How to complete this task: The response must be made up of the lines in the entries below that contain "postProcessAfterInitialization".

Interface dataset entries:
+++

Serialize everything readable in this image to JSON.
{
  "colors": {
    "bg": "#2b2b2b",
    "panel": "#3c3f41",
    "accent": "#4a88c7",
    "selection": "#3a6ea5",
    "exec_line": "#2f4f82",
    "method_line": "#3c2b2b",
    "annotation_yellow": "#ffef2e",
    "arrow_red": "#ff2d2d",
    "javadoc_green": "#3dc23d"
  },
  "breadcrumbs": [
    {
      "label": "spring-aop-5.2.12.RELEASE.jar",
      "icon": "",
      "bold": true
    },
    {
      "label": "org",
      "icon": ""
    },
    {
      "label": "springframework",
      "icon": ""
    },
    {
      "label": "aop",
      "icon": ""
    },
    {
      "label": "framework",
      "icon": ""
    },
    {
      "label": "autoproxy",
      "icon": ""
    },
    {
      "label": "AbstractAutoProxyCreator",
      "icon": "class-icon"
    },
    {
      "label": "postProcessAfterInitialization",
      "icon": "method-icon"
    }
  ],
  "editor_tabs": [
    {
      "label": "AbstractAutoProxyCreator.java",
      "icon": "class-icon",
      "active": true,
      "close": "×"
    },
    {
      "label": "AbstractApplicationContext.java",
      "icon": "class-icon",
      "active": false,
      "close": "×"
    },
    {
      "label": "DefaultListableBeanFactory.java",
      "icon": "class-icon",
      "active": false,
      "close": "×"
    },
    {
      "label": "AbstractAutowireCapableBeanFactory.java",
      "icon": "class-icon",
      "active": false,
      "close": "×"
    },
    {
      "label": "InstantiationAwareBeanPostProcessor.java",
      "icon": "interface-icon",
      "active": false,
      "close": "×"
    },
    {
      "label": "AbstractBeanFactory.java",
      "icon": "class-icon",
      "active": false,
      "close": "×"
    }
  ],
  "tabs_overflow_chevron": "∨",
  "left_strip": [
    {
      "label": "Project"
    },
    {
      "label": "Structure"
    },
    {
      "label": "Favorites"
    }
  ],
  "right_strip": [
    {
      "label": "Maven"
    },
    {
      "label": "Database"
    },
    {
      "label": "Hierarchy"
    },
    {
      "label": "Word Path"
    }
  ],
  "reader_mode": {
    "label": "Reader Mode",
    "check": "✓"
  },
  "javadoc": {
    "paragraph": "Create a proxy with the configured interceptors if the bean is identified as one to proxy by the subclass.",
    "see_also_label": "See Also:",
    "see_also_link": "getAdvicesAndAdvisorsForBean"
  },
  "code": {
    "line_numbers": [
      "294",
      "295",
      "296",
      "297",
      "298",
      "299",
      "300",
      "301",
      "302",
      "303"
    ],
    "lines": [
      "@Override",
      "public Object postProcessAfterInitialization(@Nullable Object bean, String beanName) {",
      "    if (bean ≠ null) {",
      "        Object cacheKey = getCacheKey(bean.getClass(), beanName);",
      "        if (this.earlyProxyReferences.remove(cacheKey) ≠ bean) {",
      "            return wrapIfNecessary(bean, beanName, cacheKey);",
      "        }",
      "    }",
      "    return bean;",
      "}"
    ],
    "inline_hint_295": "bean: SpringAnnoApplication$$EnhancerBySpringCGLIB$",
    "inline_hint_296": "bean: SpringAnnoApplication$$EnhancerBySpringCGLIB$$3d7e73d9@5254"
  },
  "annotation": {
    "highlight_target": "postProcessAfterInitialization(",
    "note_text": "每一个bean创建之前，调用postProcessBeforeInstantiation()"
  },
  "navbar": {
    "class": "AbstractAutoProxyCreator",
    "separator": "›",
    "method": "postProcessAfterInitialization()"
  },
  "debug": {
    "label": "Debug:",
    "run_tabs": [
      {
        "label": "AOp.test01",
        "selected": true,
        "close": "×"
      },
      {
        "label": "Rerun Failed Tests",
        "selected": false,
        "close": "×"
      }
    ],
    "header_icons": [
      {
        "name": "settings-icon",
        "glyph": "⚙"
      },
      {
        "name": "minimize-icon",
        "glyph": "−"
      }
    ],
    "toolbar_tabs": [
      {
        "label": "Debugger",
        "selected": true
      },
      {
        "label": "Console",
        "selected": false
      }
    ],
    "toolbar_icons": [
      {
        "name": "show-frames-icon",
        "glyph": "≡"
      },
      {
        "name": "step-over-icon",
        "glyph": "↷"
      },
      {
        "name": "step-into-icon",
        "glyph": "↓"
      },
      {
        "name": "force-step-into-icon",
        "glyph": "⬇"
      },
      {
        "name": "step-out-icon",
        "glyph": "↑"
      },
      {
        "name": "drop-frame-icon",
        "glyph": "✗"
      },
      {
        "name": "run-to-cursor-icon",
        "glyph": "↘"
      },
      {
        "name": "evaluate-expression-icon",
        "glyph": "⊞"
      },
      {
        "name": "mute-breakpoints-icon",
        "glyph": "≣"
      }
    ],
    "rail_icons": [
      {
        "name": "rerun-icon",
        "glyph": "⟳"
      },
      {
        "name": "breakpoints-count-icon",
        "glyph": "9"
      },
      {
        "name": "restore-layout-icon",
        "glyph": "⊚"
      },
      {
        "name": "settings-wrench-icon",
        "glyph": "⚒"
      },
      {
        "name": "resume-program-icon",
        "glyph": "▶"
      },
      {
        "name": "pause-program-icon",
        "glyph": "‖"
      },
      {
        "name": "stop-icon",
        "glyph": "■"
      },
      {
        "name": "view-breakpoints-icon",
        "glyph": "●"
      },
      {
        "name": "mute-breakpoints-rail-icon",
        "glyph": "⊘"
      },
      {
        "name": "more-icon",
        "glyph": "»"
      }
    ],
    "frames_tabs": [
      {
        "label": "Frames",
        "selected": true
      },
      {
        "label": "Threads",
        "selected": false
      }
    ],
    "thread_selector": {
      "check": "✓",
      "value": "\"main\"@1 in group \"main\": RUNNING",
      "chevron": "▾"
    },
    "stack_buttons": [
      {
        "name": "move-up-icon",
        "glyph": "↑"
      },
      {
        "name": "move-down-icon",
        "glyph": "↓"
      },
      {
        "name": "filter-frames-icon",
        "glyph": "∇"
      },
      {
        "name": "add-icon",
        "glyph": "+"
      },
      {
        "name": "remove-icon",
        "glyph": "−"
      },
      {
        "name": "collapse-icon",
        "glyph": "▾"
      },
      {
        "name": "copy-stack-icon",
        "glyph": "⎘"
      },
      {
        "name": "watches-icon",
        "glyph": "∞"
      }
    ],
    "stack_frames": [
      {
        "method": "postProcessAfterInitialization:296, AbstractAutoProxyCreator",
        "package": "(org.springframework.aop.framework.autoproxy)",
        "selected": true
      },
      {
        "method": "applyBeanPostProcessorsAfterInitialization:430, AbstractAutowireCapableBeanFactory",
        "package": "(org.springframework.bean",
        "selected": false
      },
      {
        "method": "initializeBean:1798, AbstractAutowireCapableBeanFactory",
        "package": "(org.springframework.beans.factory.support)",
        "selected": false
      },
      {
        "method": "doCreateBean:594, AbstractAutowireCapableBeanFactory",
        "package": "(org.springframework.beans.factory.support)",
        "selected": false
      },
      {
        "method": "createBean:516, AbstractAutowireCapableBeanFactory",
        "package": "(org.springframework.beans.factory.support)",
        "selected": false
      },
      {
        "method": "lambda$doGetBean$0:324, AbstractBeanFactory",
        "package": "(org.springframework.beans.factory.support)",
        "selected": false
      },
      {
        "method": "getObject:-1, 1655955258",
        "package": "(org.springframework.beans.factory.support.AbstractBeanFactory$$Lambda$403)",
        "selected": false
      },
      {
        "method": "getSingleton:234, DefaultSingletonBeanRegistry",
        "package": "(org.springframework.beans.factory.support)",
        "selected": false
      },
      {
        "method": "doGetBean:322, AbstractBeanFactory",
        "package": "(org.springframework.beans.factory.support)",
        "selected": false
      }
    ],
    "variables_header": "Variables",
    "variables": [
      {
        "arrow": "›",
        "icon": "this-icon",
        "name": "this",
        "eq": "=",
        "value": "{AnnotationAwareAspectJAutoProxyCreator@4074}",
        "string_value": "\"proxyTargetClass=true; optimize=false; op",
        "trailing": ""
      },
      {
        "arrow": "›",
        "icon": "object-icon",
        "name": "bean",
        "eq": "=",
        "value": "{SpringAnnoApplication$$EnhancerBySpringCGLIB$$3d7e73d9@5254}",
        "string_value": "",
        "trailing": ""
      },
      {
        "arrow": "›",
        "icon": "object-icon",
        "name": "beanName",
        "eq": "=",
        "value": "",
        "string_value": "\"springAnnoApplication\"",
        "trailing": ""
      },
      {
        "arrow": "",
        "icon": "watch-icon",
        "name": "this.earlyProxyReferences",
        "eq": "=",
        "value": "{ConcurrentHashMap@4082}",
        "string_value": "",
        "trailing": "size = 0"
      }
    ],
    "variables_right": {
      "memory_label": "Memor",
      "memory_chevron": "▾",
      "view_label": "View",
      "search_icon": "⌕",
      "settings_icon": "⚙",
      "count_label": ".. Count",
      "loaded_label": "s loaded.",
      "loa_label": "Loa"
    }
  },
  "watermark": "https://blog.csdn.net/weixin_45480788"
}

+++

Response area:
      "label": "postProcessAfterInitialization",
      "public Object postProcessAfterInitialization(@Nullable Object bean, String beanName) {",
    "highlight_target": "postProcessAfterInitialization(",
    "method": "postProcessAfterInitialization()"
        "method": "postProcessAfterInitialization:296, AbstractAutoProxyCreator",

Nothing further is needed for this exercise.